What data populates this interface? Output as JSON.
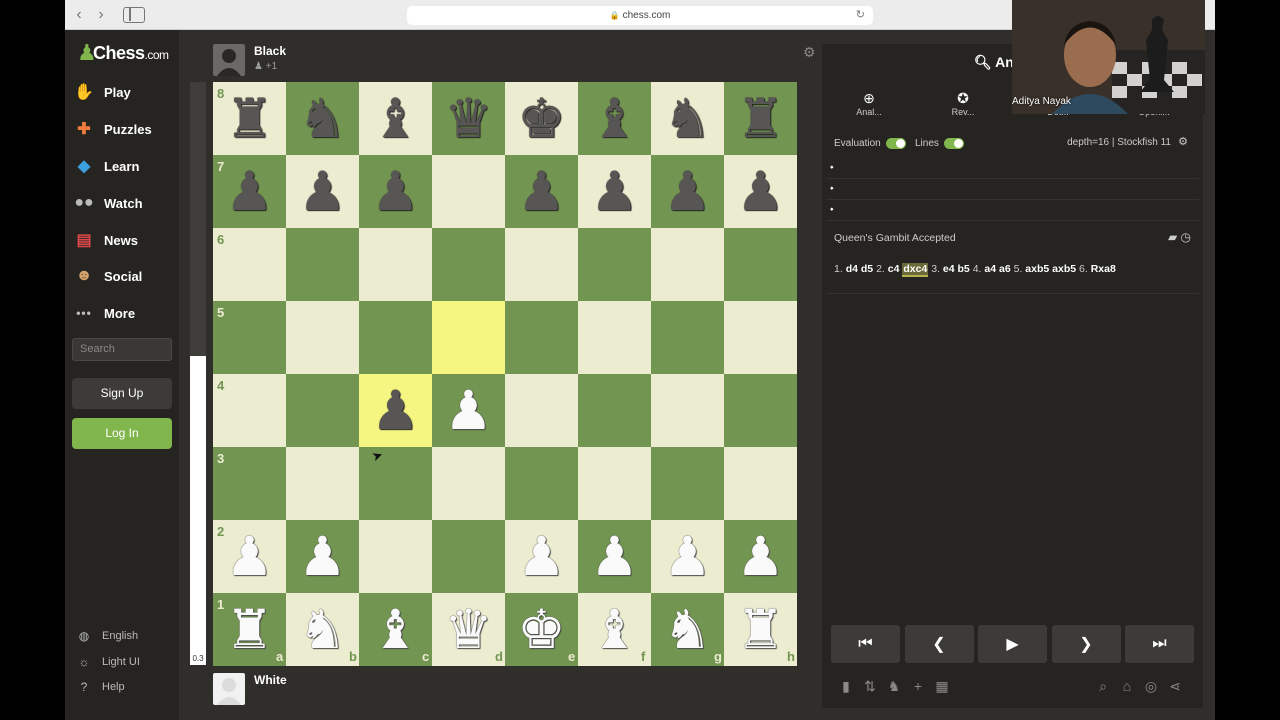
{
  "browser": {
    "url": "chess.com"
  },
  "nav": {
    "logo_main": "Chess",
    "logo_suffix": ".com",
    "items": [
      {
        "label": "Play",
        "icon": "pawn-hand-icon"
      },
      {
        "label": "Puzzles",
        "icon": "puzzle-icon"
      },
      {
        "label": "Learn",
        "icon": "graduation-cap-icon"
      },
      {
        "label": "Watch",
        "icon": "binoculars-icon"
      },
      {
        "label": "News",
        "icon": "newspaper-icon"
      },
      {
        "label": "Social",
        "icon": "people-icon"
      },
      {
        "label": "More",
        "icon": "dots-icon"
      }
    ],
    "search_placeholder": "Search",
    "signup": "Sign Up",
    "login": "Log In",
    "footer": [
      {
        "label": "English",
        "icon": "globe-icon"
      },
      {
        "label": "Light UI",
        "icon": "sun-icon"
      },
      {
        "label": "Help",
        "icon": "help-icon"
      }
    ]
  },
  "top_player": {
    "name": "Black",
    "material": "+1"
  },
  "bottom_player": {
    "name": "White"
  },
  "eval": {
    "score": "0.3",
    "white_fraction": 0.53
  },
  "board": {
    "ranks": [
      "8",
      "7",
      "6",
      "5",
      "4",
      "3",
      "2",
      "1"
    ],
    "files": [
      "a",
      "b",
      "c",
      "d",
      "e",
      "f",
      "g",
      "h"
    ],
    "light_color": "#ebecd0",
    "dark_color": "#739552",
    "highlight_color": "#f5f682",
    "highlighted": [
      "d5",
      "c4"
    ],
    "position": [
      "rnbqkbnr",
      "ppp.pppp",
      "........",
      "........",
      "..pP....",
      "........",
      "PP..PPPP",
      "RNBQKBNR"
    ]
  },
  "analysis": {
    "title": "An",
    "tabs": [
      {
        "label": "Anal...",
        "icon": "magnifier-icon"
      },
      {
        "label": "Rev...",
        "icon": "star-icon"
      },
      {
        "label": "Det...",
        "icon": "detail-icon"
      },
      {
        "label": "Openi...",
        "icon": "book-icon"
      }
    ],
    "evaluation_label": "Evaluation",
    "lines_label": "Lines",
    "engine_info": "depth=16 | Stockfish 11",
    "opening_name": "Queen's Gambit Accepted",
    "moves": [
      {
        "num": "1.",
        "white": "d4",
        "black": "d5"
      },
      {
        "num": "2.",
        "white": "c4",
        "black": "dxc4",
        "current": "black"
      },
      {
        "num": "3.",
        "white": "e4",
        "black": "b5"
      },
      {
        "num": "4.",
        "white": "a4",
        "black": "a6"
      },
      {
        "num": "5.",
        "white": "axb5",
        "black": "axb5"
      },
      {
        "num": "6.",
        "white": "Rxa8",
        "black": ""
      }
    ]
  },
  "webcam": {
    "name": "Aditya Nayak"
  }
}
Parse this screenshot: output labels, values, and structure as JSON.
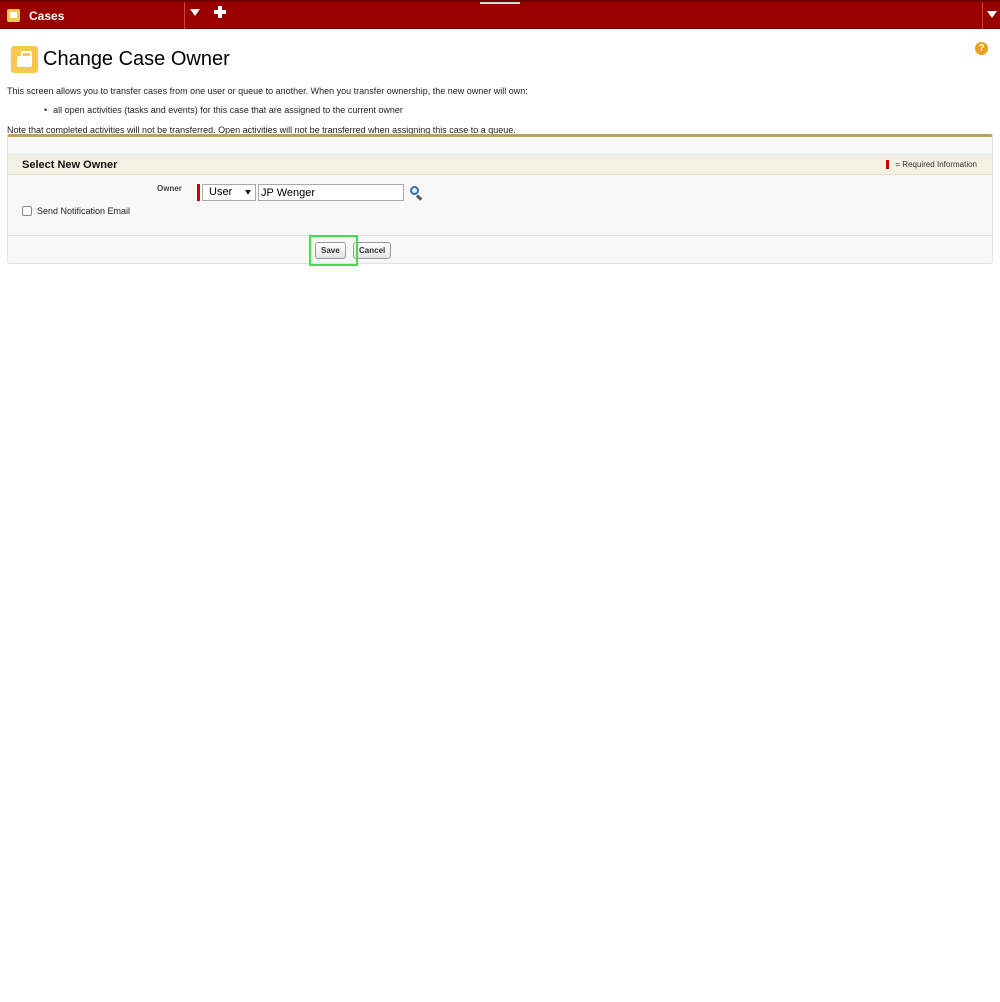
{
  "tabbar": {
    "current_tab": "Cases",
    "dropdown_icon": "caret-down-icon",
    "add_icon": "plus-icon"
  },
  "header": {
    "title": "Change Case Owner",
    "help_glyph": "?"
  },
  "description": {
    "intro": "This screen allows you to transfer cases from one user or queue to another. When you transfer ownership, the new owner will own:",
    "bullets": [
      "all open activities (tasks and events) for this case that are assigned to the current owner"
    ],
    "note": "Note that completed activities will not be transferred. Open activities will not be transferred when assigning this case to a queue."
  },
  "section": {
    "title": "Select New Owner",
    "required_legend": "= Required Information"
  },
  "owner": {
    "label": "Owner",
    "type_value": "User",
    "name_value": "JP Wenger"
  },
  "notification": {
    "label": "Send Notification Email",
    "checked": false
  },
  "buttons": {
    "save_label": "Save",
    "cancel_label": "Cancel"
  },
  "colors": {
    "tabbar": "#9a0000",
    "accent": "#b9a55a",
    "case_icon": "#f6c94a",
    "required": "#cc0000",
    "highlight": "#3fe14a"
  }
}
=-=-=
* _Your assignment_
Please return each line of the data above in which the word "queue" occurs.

* _Answer to the problem_
    "intro": "This screen allows you to transfer cases from one user or queue to another. When you transfer ownership, the new owner will own:",
    "note": "Note that completed activities will not be transferred. Open activities will not be transferred when assigning this case to a queue."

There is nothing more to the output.